Scan the records for "subtitle" and copy each line that contains it.

Items from an interface collection:
....
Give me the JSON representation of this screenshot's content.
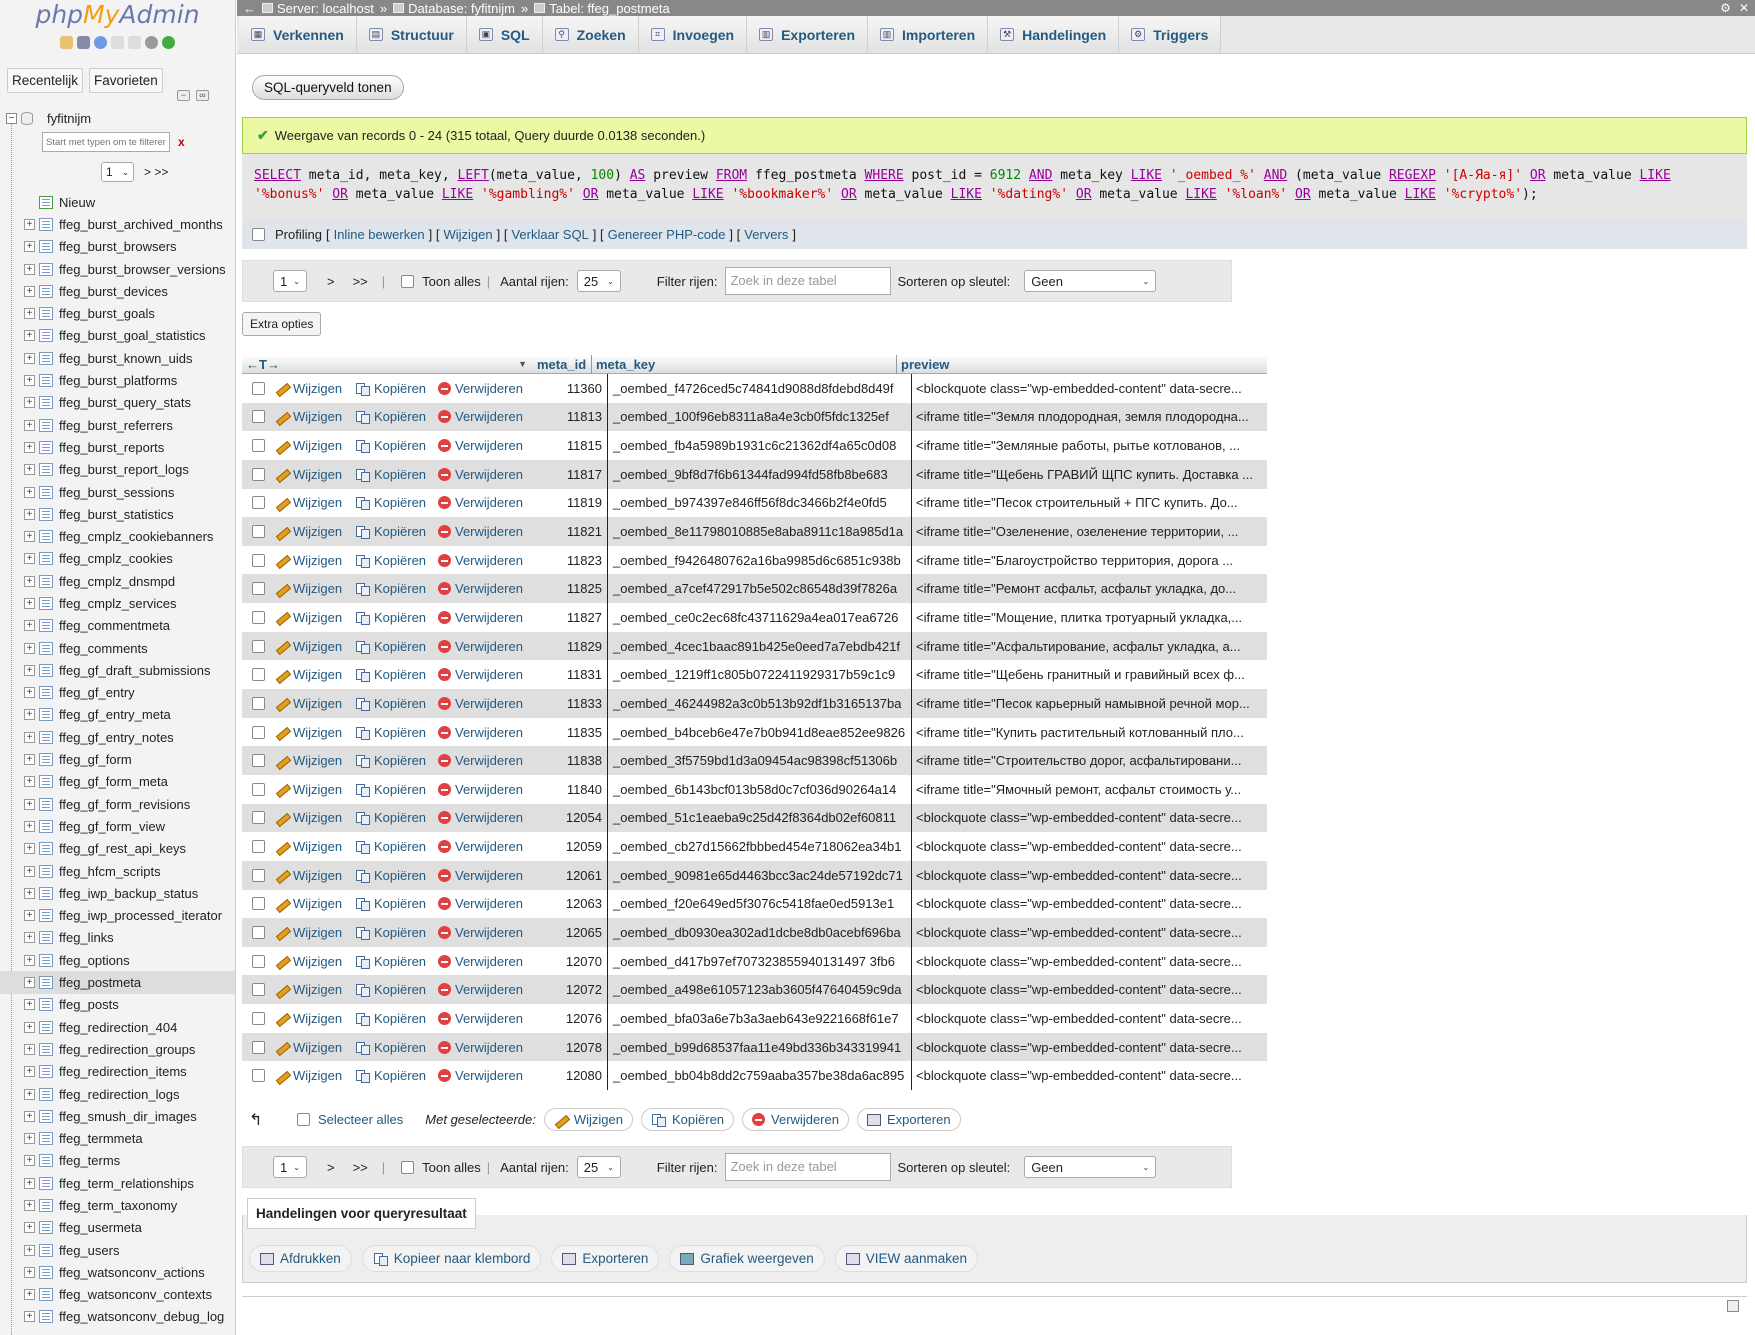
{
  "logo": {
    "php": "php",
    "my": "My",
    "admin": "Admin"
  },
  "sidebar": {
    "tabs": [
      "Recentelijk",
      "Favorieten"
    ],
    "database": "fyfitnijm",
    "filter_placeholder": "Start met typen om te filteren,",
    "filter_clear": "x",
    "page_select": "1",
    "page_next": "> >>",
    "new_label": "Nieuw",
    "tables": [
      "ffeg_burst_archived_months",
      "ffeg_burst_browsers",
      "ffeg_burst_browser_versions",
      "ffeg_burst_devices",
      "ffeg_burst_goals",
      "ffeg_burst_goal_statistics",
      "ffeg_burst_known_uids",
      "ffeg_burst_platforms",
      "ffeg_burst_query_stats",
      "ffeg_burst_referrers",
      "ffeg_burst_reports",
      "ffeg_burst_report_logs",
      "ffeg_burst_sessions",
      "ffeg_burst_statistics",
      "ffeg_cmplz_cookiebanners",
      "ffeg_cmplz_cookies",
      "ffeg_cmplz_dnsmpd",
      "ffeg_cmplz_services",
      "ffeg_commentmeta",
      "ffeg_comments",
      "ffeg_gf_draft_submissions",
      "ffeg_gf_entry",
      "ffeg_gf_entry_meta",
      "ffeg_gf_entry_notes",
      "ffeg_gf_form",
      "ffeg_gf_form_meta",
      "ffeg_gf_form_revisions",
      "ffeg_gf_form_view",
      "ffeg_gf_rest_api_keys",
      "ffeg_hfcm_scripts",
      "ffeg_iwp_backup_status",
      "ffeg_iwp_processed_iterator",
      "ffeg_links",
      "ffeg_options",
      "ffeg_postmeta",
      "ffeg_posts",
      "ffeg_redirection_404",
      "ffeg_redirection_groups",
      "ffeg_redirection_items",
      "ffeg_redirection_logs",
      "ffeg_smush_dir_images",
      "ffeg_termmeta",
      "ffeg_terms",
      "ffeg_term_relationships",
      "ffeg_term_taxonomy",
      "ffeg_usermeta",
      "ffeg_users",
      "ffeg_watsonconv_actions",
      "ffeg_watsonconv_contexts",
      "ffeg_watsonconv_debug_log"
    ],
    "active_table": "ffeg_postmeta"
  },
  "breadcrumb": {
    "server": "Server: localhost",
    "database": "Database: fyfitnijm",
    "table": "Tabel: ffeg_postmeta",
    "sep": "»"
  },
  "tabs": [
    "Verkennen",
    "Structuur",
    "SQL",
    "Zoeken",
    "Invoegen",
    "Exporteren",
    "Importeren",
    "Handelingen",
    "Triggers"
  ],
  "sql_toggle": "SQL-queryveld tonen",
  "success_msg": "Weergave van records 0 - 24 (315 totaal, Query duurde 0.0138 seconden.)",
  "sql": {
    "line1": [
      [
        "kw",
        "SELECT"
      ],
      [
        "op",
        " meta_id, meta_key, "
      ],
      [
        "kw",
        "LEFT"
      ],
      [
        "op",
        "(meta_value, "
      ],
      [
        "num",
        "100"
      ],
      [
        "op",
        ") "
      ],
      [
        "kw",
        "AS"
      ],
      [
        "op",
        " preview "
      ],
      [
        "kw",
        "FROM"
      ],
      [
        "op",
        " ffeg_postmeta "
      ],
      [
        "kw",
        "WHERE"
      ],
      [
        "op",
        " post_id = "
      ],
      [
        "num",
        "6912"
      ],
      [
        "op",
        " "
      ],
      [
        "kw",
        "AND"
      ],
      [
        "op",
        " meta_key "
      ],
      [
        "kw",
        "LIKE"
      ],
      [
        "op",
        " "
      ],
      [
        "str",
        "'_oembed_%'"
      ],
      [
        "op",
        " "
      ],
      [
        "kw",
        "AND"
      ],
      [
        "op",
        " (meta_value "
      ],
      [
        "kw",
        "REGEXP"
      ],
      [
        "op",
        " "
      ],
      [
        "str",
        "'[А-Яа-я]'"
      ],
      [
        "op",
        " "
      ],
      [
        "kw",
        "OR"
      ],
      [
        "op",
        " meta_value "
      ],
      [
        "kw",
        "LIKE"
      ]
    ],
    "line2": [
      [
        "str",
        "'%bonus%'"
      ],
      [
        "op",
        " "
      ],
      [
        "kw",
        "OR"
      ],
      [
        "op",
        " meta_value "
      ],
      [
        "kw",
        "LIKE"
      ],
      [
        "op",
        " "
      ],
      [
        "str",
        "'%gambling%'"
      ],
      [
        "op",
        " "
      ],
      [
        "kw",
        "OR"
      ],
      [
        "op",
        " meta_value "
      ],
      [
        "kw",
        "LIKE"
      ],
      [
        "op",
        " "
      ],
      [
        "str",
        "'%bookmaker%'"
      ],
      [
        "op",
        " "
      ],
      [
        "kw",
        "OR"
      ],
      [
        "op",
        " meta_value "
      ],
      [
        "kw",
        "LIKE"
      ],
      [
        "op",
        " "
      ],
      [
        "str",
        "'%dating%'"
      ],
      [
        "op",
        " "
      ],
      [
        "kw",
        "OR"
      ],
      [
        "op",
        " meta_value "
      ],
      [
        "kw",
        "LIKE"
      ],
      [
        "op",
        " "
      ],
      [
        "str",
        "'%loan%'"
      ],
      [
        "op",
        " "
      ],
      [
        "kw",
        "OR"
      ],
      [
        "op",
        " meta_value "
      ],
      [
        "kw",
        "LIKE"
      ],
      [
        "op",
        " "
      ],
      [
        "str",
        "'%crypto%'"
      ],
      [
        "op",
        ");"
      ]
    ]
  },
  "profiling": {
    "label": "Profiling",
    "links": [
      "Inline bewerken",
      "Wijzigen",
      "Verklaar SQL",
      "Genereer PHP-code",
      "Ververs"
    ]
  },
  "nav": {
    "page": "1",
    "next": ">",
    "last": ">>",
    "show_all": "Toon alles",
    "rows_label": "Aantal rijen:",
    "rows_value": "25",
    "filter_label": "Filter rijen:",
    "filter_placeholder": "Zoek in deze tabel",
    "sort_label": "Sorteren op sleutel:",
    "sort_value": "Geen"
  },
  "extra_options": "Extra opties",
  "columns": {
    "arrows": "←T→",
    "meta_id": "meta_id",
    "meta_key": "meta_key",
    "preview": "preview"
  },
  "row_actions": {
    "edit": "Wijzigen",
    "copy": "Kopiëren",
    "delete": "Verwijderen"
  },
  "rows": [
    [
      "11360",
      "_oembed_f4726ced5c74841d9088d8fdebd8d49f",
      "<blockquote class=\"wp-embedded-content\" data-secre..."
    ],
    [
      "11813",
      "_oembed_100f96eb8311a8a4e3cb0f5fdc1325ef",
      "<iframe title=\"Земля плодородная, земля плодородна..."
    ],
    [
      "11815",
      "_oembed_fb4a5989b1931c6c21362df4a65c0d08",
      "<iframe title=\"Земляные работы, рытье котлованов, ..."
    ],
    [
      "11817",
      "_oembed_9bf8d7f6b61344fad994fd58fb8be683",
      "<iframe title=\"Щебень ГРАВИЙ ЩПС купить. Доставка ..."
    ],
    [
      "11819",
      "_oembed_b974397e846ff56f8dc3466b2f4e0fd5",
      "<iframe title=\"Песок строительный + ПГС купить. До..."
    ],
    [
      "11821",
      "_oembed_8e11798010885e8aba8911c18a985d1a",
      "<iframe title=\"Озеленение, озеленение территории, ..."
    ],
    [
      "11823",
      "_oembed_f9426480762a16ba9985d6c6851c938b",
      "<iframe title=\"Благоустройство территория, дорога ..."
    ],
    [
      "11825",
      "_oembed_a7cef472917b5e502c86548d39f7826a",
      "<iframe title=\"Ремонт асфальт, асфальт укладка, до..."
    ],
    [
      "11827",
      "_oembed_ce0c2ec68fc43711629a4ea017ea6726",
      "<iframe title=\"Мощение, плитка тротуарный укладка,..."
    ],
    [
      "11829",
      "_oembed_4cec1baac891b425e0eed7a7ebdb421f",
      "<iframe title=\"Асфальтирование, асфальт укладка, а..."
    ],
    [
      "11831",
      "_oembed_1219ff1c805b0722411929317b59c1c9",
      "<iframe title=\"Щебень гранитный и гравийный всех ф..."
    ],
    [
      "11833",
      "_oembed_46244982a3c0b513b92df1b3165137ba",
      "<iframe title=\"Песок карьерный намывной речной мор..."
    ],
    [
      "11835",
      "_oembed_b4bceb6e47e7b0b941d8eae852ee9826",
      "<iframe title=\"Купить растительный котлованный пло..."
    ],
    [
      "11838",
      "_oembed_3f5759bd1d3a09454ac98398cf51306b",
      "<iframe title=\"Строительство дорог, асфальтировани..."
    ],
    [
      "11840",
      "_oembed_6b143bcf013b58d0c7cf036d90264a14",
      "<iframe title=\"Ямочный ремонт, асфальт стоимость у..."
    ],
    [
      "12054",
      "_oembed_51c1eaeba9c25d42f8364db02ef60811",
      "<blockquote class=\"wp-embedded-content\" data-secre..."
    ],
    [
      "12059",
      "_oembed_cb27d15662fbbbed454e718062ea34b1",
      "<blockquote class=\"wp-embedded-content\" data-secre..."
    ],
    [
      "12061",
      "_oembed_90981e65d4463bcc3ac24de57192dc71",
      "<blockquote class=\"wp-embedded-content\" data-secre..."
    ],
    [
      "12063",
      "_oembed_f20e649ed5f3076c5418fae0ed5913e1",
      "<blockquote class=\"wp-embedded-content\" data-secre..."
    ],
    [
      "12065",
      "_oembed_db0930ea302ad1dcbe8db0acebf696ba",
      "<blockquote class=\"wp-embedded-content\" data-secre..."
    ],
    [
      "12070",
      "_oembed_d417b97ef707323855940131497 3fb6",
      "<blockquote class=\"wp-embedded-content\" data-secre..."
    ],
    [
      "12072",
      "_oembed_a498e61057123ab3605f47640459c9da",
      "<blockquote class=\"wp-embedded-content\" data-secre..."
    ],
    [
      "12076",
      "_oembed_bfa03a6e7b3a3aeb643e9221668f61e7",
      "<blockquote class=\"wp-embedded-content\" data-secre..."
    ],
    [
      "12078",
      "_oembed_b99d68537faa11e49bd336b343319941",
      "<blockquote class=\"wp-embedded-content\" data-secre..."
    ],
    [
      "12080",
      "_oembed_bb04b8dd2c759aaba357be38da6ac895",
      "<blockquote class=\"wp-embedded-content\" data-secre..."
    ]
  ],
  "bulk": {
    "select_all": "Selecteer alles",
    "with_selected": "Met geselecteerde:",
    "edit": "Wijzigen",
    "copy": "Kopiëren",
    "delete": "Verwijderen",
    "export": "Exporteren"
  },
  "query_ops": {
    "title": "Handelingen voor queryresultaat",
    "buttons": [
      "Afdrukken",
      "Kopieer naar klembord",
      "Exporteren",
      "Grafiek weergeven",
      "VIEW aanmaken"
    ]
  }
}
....
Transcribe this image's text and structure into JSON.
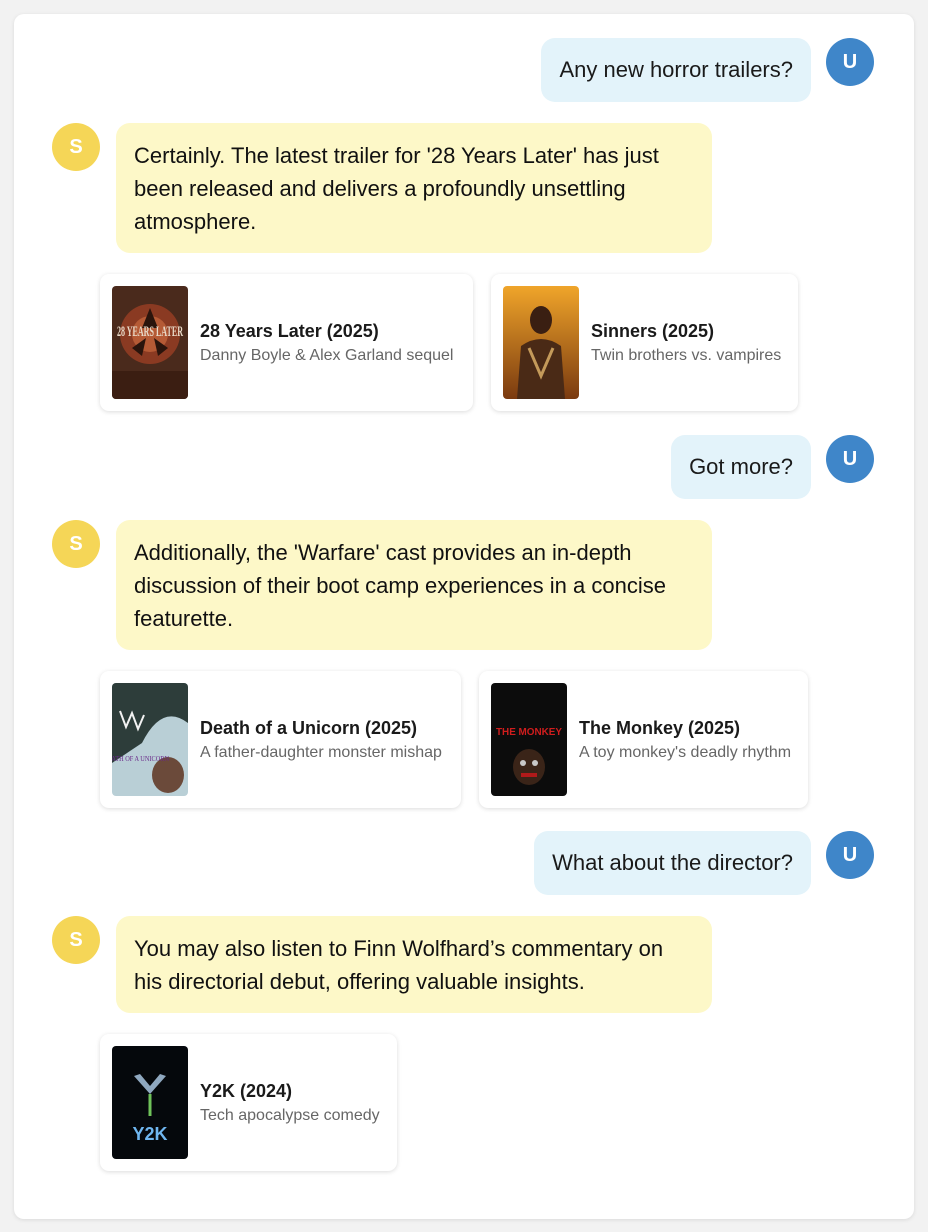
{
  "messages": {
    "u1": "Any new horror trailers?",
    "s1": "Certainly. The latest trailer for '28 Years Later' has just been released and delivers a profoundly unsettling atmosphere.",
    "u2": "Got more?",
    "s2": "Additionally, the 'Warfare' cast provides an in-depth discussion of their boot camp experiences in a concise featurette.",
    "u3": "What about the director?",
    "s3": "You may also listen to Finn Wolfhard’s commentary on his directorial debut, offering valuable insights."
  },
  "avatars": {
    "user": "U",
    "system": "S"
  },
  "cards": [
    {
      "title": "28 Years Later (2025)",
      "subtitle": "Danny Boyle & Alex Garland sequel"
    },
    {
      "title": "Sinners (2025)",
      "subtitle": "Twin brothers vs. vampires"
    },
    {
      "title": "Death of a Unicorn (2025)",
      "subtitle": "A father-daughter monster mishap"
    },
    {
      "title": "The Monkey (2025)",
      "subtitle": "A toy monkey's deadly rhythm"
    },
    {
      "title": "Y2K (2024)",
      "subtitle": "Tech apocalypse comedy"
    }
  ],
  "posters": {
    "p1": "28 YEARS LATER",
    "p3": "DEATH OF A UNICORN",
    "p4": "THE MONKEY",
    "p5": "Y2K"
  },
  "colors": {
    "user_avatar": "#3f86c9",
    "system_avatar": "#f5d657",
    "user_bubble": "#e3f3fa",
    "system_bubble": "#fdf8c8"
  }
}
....
→ Response to this exercise
      "subtitle": "Danny Boyle & Alex Garland sequel"
      "subtitle": "Twin brothers vs. vampires"
      "subtitle": "A father-daughter monster mishap"
      "subtitle": "A toy monkey's deadly rhythm"
      "subtitle": "Tech apocalypse comedy"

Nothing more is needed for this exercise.